Even before the pandemic struck Uganda in March, last year, Nakabugo said, PLE, UCE and UACE were quite high-stakes for everyone with interest in education. The national exams will even take on more significance this year given the ever-growing inequalities in education in the country, she said.
“Given the fact that the learners come from different backgrounds and environment, the gap could have been widened with the coming of the pandemic,” Nakabugo said.
The Independent investigation done last year showed that while the few lucky learners were able to continue with their learning uninterrupted, thousands of candidates in the countryside sat home for close to a year pondering their next step with limited or no learning at all.
Rather than be in class or concentrate on virtual lessons and assignments dispatched via radio and television, most of the rural-based learners were spending most of their time helping out parents and guardians in the gardens.
When the Ministry of Education and Sports designed a Preparedness and Response Plan to the COVID-19 pandemic, the ministry included a focus on continuity of learning at home.
The plan involved the government working with a consortium of different stakeholders, under the guidance of the National Curriculum Development Centre (NCDC) to develop standardized study lesson packages in the key subjects for primary and secondary levels, to be aired on radio and television for two hours per day except Sunday. The government also printed and distributed education materials to learners countrywide.
But an investigation by The Independent showed that only limited learning actually took place in rural and provincial towns—thanks to limited access to electricity, radio, television, internet and even printed education materials.
For instance, learners in the Busoga sub-region (Iganga, Bugweri, Bugiri and Namayingo); Karamoja (Napak, Moroto, Nakapiripirit and Amudat) were found busy grazing cattle, fetching water and firewood and doing domestic chores.

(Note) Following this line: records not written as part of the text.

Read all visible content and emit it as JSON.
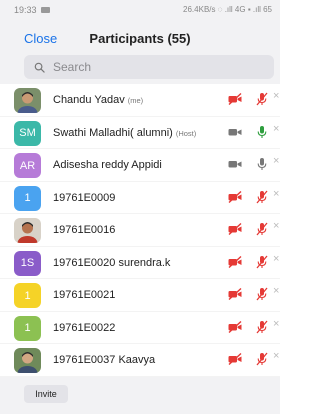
{
  "status_bar": {
    "time": "19:33",
    "right": "26.4KB/s ◌ .ıll 4G ▪ .ıll 65"
  },
  "header": {
    "close_label": "Close",
    "title": "Participants (55)"
  },
  "search": {
    "placeholder": "Search"
  },
  "colors": {
    "accent": "#1a73e8",
    "muted_red": "#e53935",
    "unmuted_green": "#2e9e3e",
    "icon_gray": "#777777"
  },
  "participants": [
    {
      "name": "Chandu Yadav",
      "tag": "(me)",
      "avatar_type": "photo",
      "avatar_icon": "person-photo",
      "video": "off",
      "mic": "muted"
    },
    {
      "name": "Swathi Malladhi( alumni)",
      "tag": "(Host)",
      "avatar_type": "initials",
      "initials": "SM",
      "avatar_color": "#3bb8a8",
      "video": "on",
      "mic": "unmuted"
    },
    {
      "name": "Adisesha reddy Appidi",
      "tag": "",
      "avatar_type": "initials",
      "initials": "AR",
      "avatar_color": "#b67bd8",
      "video": "on",
      "mic": "on"
    },
    {
      "name": "19761E0009",
      "tag": "",
      "avatar_type": "initials",
      "initials": "1",
      "avatar_color": "#4aa3f0",
      "video": "off",
      "mic": "muted"
    },
    {
      "name": "19761E0016",
      "tag": "",
      "avatar_type": "photo",
      "avatar_icon": "person-photo",
      "video": "off",
      "mic": "muted"
    },
    {
      "name": "19761E0020 surendra.k",
      "tag": "",
      "avatar_type": "initials",
      "initials": "1S",
      "avatar_color": "#8a5cc9",
      "video": "off",
      "mic": "muted"
    },
    {
      "name": "19761E0021",
      "tag": "",
      "avatar_type": "initials",
      "initials": "1",
      "avatar_color": "#f5d327",
      "video": "off",
      "mic": "muted"
    },
    {
      "name": "19761E0022",
      "tag": "",
      "avatar_type": "initials",
      "initials": "1",
      "avatar_color": "#8cc152",
      "video": "off",
      "mic": "muted"
    },
    {
      "name": "19761E0037 Kaavya",
      "tag": "",
      "avatar_type": "photo",
      "avatar_icon": "person-photo",
      "video": "off",
      "mic": "muted"
    }
  ],
  "footer": {
    "invite_label": "Invite"
  }
}
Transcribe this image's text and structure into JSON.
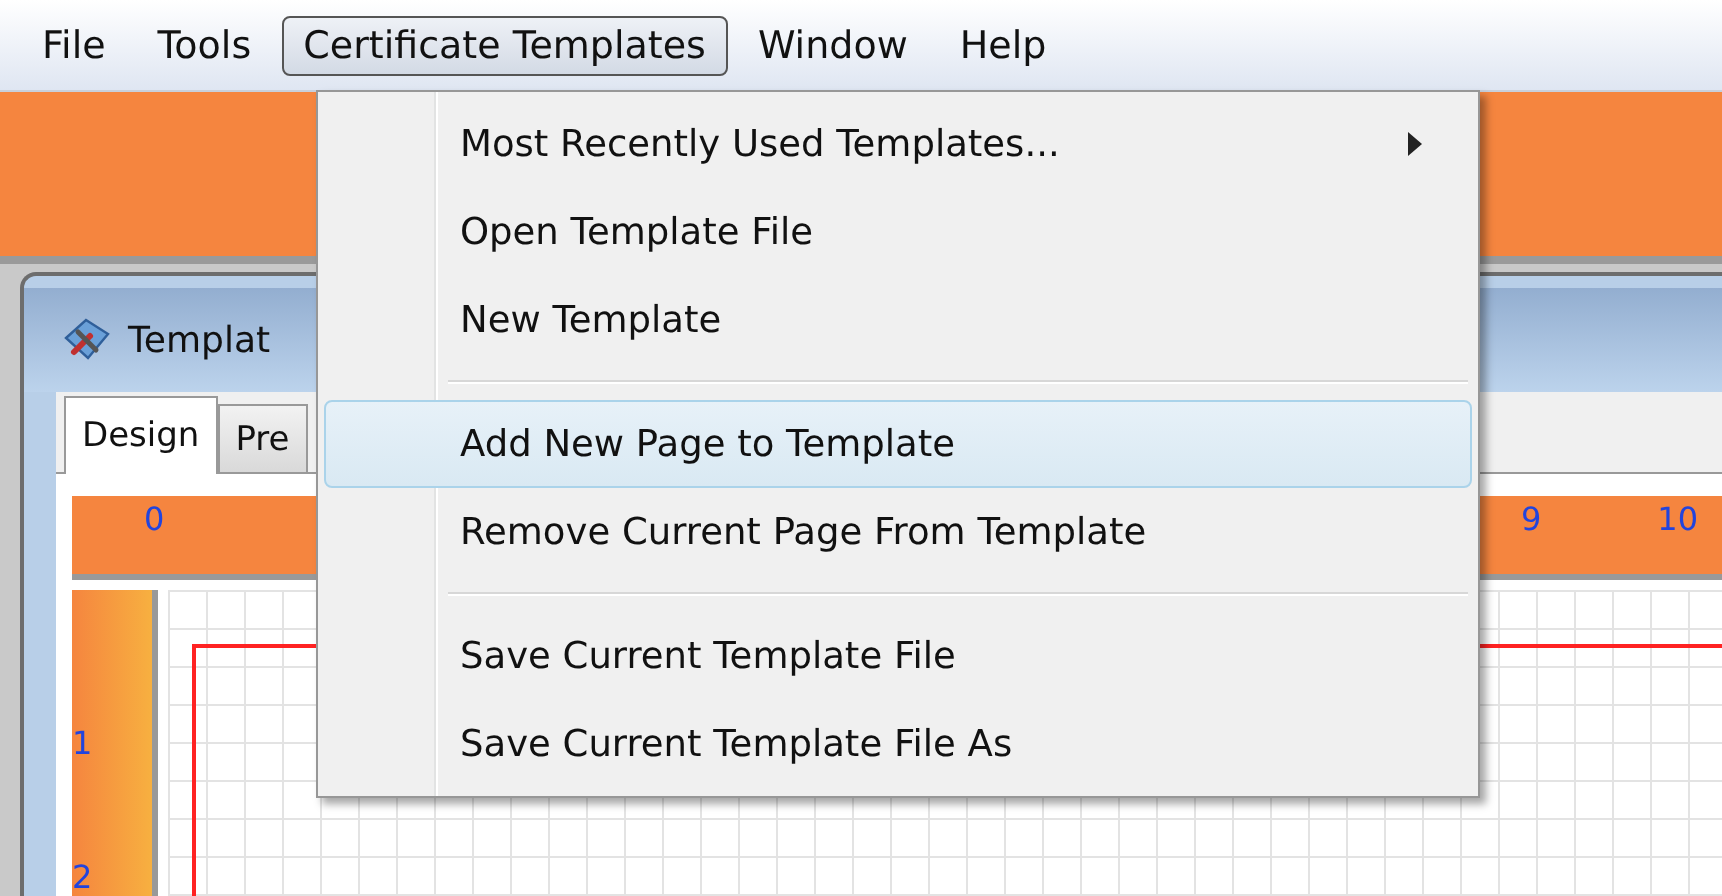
{
  "menu_bar": [
    {
      "label": "File",
      "selected": false
    },
    {
      "label": "Tools",
      "selected": false
    },
    {
      "label": "Certificate Templates",
      "selected": true
    },
    {
      "label": "Window",
      "selected": false
    },
    {
      "label": "Help",
      "selected": false
    }
  ],
  "document_window": {
    "title": "Templat",
    "tabs": [
      {
        "label": "Design",
        "selected": true
      },
      {
        "label": "Pre",
        "selected": false
      }
    ],
    "top_ruler": {
      "labels": [
        "0",
        "9",
        "10"
      ]
    },
    "side_ruler": {
      "labels": [
        "1",
        "2"
      ]
    }
  },
  "dropdown_menu": {
    "items": [
      {
        "kind": "submenu",
        "label": "Most Recently Used Templates...",
        "selected": false
      },
      {
        "kind": "item",
        "label": "Open Template File",
        "selected": false
      },
      {
        "kind": "item",
        "label": "New Template",
        "selected": false
      },
      {
        "kind": "separator"
      },
      {
        "kind": "item",
        "label": "Add New Page to Template",
        "selected": true
      },
      {
        "kind": "item",
        "label": "Remove Current Page From Template",
        "selected": false
      },
      {
        "kind": "separator"
      },
      {
        "kind": "item",
        "label": "Save Current Template File",
        "selected": false
      },
      {
        "kind": "item",
        "label": "Save Current Template File As",
        "selected": false
      }
    ]
  }
}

In the northern region, learners in Kiryandongo, Gulu, Nwoya, Kitgum, Apac, Oyam, Kole and Lira, were busy helping their parents with farming activities, playing or roaming around villages.
In the northwestern sub-region of West Nile, children in Moyo and Adjumani; districts which flank either bank of River Nile, fishing had replaced books.

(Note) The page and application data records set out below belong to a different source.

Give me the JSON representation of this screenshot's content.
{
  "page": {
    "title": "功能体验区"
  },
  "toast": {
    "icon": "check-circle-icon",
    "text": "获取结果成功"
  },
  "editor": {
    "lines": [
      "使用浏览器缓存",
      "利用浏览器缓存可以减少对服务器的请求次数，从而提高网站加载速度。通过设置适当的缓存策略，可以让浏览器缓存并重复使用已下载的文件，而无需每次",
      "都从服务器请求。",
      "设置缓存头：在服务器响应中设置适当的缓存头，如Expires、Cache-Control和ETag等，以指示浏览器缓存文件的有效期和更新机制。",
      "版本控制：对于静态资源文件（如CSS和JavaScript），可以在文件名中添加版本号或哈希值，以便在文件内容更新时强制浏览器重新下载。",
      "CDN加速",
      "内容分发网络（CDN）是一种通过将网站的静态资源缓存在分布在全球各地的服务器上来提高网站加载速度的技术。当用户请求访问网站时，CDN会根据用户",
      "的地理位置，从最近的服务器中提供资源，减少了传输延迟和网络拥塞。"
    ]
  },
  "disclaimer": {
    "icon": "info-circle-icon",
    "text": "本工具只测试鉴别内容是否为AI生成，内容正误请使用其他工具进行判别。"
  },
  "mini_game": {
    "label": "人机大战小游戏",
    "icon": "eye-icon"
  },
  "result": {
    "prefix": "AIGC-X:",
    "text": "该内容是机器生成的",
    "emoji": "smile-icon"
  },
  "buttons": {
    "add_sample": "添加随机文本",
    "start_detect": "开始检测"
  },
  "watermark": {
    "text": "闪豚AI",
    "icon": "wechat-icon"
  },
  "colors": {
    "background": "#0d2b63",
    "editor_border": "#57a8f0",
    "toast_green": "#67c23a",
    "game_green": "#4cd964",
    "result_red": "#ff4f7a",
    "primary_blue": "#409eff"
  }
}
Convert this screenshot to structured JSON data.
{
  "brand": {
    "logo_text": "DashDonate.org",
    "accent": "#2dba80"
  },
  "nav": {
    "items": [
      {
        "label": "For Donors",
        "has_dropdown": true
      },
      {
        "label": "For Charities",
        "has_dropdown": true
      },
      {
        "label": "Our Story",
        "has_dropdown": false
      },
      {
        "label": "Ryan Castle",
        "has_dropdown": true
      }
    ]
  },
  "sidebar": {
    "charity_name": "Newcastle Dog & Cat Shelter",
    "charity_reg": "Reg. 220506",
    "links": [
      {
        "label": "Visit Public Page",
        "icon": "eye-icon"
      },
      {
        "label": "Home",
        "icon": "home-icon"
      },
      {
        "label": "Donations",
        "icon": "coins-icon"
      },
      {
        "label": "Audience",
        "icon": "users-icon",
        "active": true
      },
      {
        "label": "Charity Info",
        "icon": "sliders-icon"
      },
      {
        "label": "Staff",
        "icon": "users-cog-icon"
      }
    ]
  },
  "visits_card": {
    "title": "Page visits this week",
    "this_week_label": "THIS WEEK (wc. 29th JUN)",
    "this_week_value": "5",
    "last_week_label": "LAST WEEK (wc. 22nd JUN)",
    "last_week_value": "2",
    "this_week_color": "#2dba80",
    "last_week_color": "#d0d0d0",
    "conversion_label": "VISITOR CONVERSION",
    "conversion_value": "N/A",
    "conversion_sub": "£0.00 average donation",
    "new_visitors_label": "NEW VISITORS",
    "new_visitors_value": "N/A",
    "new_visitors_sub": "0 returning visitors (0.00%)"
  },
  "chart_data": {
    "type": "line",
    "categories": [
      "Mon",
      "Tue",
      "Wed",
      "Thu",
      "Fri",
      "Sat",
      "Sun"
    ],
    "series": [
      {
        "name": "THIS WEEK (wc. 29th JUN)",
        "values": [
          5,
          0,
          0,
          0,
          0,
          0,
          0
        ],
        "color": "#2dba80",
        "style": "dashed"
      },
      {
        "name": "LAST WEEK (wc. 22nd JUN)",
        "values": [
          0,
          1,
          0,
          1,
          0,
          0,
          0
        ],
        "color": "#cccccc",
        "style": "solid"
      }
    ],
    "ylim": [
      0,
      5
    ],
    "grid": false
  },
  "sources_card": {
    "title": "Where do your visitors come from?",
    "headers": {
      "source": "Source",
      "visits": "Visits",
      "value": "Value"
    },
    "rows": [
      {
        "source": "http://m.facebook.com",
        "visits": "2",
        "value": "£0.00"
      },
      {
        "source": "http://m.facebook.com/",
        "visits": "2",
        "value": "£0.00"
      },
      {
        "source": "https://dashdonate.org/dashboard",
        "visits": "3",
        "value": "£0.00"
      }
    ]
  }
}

But Nicholas Sewajje, a teacher at Kireka High School in Kampala told The Independent on Feb.18 that he doubts whether UNEB will take into consideration these issues when setting or marking the examinations. He said UNEB usually sets examinations almost one or even two years in advance.
“The setters are usually called by UNEB to prepare for the setting right at the beginning of the year,” he says. “This means that the first set of examinations had already been done by the time the country went into lockdown.
“Unless it is being kept like a top secret, I have not heard anywhere that these examiners were called back to adjust or re-set another set of examinations. I doubt anything has changed,” he said.
Sewajje, who is also the co-founder of the non-profit Teacher Africa-Uganda and programmes director at the Uganda National Private Schools and Institutions told The Independent that he doubts equity will be achieved in the forthcoming national examinations.
“Agree or not, most Ugandan learners have missed quite a lot because of what they have gone through psychologically and the minimal contact with their teachers.”
Raymond Kigongo, a General Paper teacher based at St. Joseph S.S Nkooko in Kakumiro District in mid-western Uganda told The Independent that no discussions have come up recently in relation to setting new examinations.
Kigongo, who participates in the marking exercise of the national exams, says he sometimes encounters scripts from rural centres and wonder if these students have ever sat in a GP class.
“Now what’s going to happen in a year which has been disrupted by COVID-19?” he asked. The upcoming examinations are not going to be fair for the majority of rural-based learners. The team of senior examiners usually set the exams based on syllabus, and they usually set these examinations sometimes two years before.”